Here are today’s headlines:
Francois Hollande will not stand for re-election
Hollande has become the first French President not to run for re-election. He has been deemed the least popular leader in France since the war. Hollande admitted that he simply did not have the support to succeed in the future election. In October, his approval rating had dropped as low as 4%, and even now surveys show only 7.5% of the electorate would vote for him in future. Meanwhile, it is shown that 23% of the electorate would vote for the leader of the Front National, Marine le Pen. The Front National is associated with the extreme-right. Hollande claimed his decision was particularly to avoid a split within his socialist party, not simply because of his low approval ratings. Hollande decided to list some of his achievements during the speech, including the legalisation of gay marriage and hosting a historic climate change conference in Paris. Le Monde newspaper criticised Hollande, saying he had given little meaning to his term in office, and had had little authority in his post. Read more in The Telegraph, BBC News, or the FT.
Russia says Aleppo is about to fall
Syrian rebels are currently in talks with Russian officials in order to end the bloodshed in Aleppo. The city has run out of food, and Russia believes it won’t be long until they will recapture it. A vast number of civilians have been killed during this conflict, with thousands attempting to flee the assault. Checks are being carried out on those trying to leave, and since 2011 thousands of men have been taken into custody in the process. Figures suggest that approximately 300-500 were taken into custody only yesterday morning. Many refugees fled to the rebel-held territory, only to be gunned down by shellfire. One of the many sad stories within this assault was that the “Clown of Aleppo”, a man who worked as a clown in order to comfort children in the rebel-held territory, was also killed in the air strikes. Sourced from LexisNexis. Read more here.
Nokia Pinning its Future on Smartphones in 2017
Having sold out to Microsoft in 2013, Nokia will be returning to the market. The company HMD Global consists of previous Nokia employees. This company has licensed the Nokia brand name for the next decade, and has also partnered with Foxconn, the manufacturer, to create a new Nokia smartphone. The company will be relying on the nostalgia and loyalty of previous customers in order to succeed. Like past Nokia phones, the company has said its focus will be on functionality, like long battery life.
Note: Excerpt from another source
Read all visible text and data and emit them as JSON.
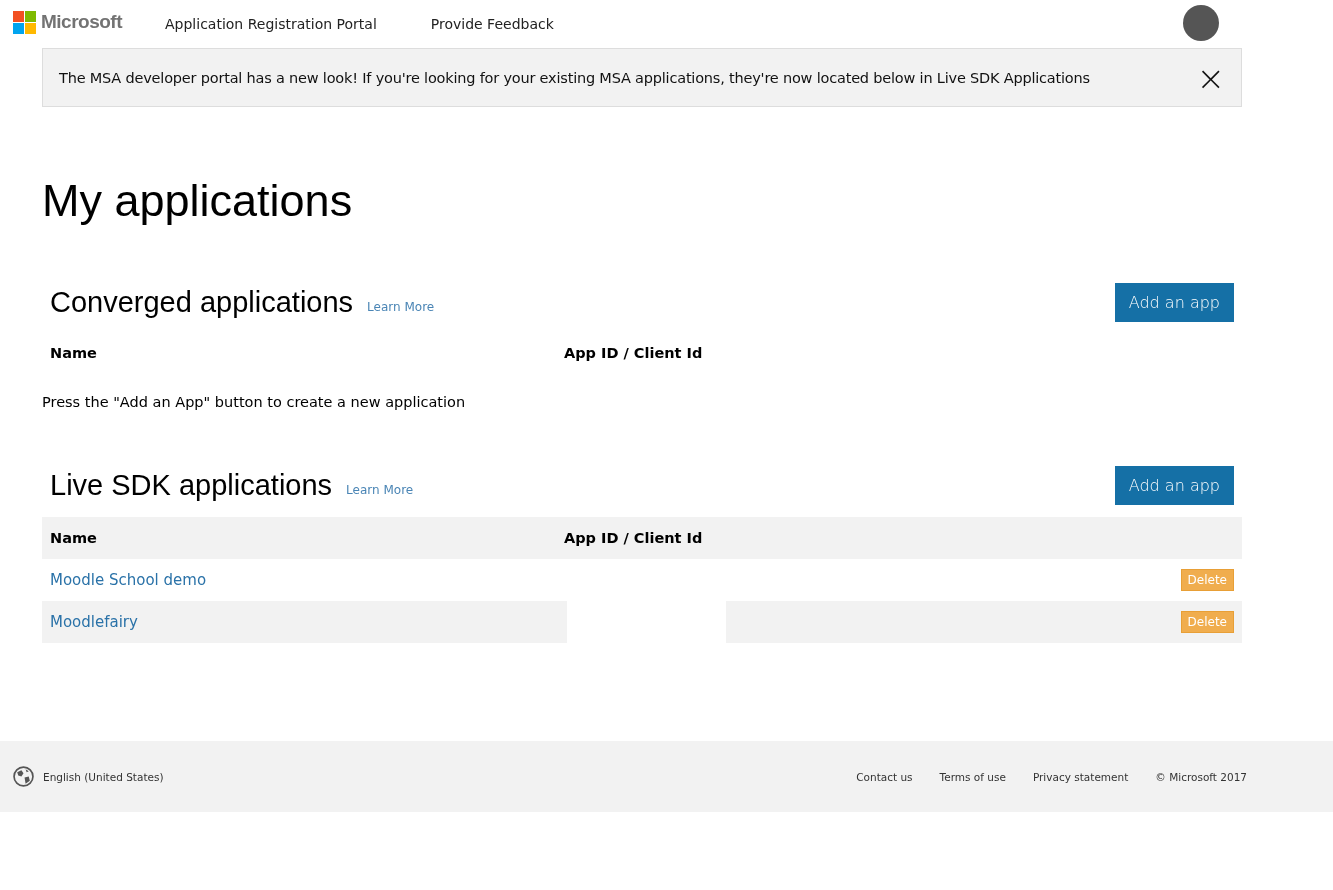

HMD will have a great challenge trying to amend the decline of Nokia within the market, as by 2013 they only dominated 3% of the market. Read more in The Times, The Guardian or Reuters.